§ **What you have to do**
Would you output each record exactly as it stands?
========
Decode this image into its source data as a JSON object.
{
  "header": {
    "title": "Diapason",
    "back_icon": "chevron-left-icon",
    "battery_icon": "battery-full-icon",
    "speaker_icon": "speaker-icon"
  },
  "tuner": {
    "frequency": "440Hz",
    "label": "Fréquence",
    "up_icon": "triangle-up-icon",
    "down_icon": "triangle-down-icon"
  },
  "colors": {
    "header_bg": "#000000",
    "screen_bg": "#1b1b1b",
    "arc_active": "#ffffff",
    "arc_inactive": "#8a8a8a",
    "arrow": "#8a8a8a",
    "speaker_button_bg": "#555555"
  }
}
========
§ **Result below**
Decode this image into its source data as a JSON object.
{
  "header": {
    "title": "Diapason",
    "back_icon": "chevron-left-icon",
    "battery_icon": "battery-full-icon",
    "speaker_icon": "speaker-icon"
  },
  "tuner": {
    "frequency": "440Hz",
    "label": "Fréquence",
    "up_icon": "triangle-up-icon",
    "down_icon": "triangle-down-icon"
  },
  "colors": {
    "header_bg": "#000000",
    "screen_bg": "#1b1b1b",
    "arc_active": "#ffffff",
    "arc_inactive": "#8a8a8a",
    "arrow": "#8a8a8a",
    "speaker_button_bg": "#555555"
  }
}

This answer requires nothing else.